Above all, it’s about having fun!

Bookstart Baby PackBookstart Treasure Pack

The pack content varies, but will include two board books,rhyme sheet and a booklet of tips and ideas for sharing books. You should receive a Bookstart pack from your health visitor sometime in your baby’s first year. If you haven’t received one by the time your child is one, you can ask for a pack at your local library. While you are there, why not see what the library has to offer babies and toddlers – rhyme times, events and of course lots more books for little ones!

For more information on the scheme, visit www.bookstart.org.uk


Lego at the library

Did you know there’s now a Lego Club at Pimlico Library?

Pimlico Library Lego Club display, September 2016The first of the monthly Saturday sessions was at the end of September. Once we’d decided to set up the club, we put out a call for any unwanted lego. To start with, there were no donations and we wondered if that might be the end of the idea! But in the end a very generous customer and a member of staff at another Westminster library saved the day – Lego Club was on.

Like any good club, there are proper membership cards and a few rules, such as:

  • Respect others’ creations
  • Help tidy up at the end
  • Have fun!

Each session has a theme and this one was ‘Robots’, which went down a treat. Future planned themes are ‘They came from Outer Space’ and ‘Mad Inventors’. There was some initial discussion, a good chunk of build time and a show & tell of creations at the end.

The kids, parents and I had a great time. They were engaged and had fun. They also loved the idea that there would be a display of their creations, for themselves and other children to see what they had made. So if you like the sound of Lego Club and your children are aged between 5 and 11, we’ll see you on Saturday 22 October at 10.30am!

Pimlico Library Lego Club, September 2016


From Summertime in Venice to Autumn in St John’s Wood

A musical lunch was held at St John’s Wood Library on Silver Sunday for members of the Home Library Service, along with other local residents.
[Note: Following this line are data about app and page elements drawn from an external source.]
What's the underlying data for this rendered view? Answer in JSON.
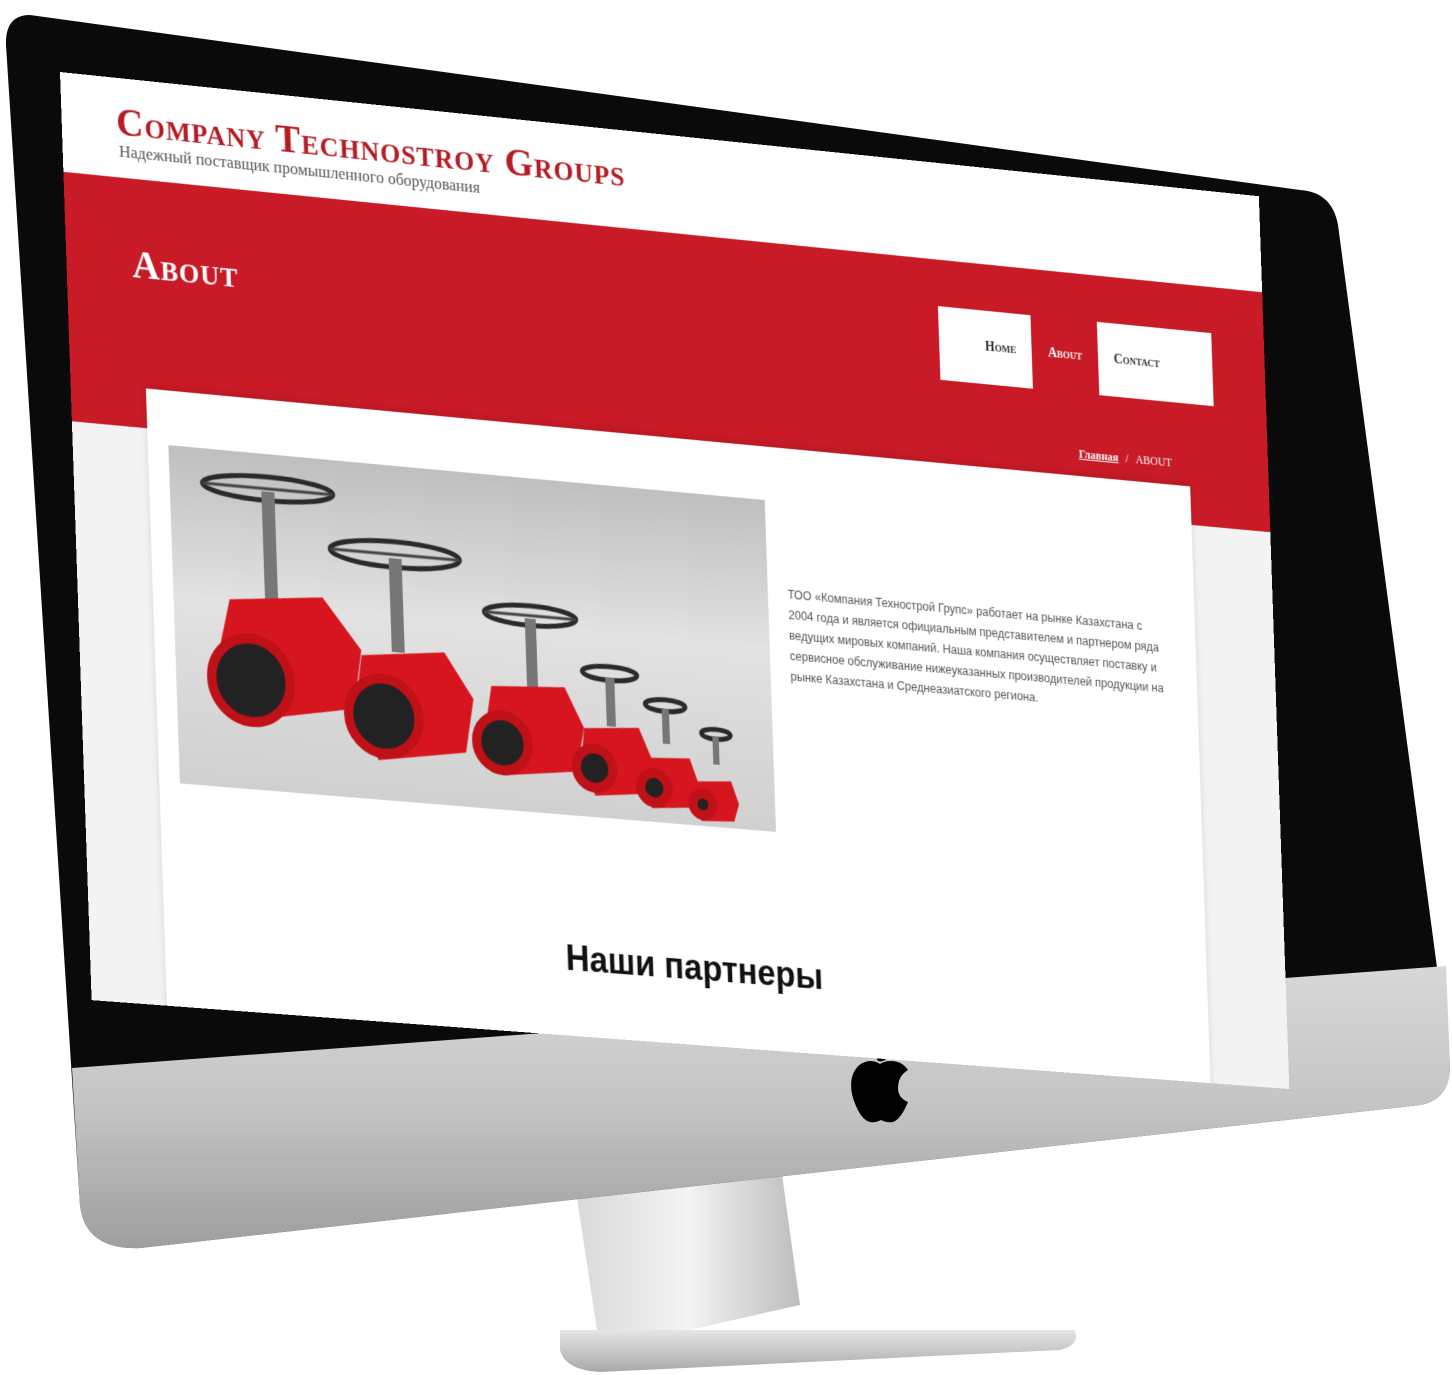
{
  "site": {
    "title": "Company Technostroy Groups",
    "tagline": "Надежный поставщик промышленного оборудования"
  },
  "hero": {
    "page_title": "About"
  },
  "nav": {
    "items": [
      {
        "label": "Home"
      },
      {
        "label": "About"
      },
      {
        "label": "Contact"
      }
    ],
    "active": "About"
  },
  "breadcrumb": {
    "home": "Главная",
    "separator": "/",
    "current": "ABOUT"
  },
  "about": {
    "text": "ТОО «Компания Технострой Групс» работает на рынке Казахстана с 2004 года и является официальным представителем и партнером ряда ведущих мировых компаний. Наша компания осуществляет поставку и сервисное обслуживание нижеуказанных производителей продукции на рынке Казахстана и Среднеазиатского региона."
  },
  "partners": {
    "heading": "Наши партнеры"
  },
  "colors": {
    "brand_red": "#c91b27",
    "title_red": "#b51d24",
    "bezel": "#000000",
    "chin": "#c9c9c9"
  },
  "icons": {
    "logo": "apple-logo-icon"
  }
}
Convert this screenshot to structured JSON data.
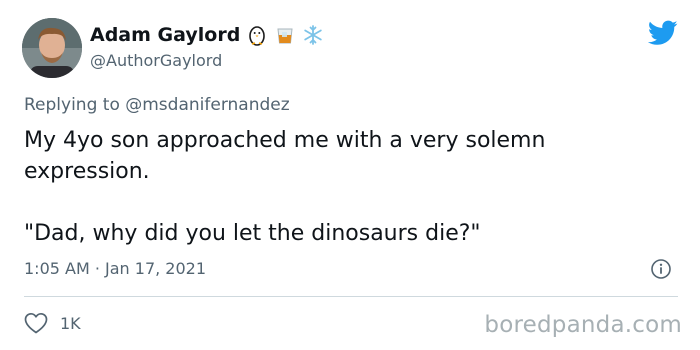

Barrie spins the discs at the HLS Musical Lunch at St John's Wood Library for Silver Sunday 2016

From vinyl to digital: our resident vinyl expert and HLS staff member Barrie played vocalists from the past, from the well known Frank Sinatra to the lesser known Jerry Vale (“Summertime in Venice”). We then experimented with listening to music via the internet on our libraries’ tablets.

Silver Sunday“Fascinating old records and played like a professional DJ”

“Many thanks, it has made a great difference to my life, coming out to an event”

“Thank you for your imaginative organisation”

HLS Musical Lunch at St John's Wood Library for Silver Sunday 2016